==== Provided entries ====
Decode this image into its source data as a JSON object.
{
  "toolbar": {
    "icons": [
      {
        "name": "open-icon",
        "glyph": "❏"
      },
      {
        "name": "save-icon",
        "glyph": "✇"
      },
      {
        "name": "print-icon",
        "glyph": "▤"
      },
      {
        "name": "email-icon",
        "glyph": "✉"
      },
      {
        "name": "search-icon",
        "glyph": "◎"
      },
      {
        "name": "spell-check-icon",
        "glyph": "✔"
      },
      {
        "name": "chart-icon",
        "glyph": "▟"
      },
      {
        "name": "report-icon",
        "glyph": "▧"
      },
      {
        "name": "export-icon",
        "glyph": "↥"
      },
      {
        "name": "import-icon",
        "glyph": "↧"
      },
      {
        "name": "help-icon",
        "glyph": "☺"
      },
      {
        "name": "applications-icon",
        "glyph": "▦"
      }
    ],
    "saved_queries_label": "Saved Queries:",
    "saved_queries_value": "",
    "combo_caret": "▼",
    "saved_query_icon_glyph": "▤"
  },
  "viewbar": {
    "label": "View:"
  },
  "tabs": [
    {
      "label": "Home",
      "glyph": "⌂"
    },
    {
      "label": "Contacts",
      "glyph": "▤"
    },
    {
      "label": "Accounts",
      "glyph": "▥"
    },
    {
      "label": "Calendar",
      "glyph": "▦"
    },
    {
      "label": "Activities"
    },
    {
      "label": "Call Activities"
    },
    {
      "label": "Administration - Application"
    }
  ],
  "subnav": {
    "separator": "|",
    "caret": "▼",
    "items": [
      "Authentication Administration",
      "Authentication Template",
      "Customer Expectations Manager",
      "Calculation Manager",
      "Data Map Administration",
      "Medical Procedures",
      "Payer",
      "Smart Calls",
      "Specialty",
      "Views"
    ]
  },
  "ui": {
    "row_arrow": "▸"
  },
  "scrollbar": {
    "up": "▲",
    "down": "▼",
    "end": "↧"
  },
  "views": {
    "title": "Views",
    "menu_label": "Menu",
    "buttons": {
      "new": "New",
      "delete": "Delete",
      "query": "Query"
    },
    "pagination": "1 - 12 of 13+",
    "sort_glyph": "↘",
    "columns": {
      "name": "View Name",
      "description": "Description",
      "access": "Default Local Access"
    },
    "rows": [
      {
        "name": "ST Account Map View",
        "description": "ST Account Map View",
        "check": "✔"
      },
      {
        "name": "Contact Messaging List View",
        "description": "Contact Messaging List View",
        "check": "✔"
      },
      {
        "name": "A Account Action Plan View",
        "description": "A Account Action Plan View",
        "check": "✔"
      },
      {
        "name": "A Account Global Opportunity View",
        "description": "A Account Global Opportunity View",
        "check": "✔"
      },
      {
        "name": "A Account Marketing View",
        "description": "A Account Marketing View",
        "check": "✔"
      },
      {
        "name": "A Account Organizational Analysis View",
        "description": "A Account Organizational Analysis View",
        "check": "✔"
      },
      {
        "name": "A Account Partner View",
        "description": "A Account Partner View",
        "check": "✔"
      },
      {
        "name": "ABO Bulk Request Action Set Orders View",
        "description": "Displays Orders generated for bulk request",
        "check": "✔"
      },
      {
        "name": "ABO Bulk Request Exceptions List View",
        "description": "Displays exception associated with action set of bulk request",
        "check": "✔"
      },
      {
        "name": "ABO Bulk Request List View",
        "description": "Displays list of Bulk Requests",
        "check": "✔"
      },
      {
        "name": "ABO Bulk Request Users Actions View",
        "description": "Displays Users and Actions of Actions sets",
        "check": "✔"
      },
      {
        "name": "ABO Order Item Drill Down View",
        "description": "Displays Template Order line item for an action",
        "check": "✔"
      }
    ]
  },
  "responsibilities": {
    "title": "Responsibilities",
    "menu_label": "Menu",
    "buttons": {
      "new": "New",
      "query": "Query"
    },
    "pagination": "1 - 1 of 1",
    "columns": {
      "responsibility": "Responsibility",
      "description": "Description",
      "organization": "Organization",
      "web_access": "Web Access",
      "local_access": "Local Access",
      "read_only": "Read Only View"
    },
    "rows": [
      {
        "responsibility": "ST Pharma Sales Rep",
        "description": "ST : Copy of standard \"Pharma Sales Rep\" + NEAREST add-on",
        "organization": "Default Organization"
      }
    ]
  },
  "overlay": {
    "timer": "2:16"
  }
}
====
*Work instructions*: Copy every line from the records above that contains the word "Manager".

*Your solution*:
      "Customer Expectations Manager",
      "Calculation Manager",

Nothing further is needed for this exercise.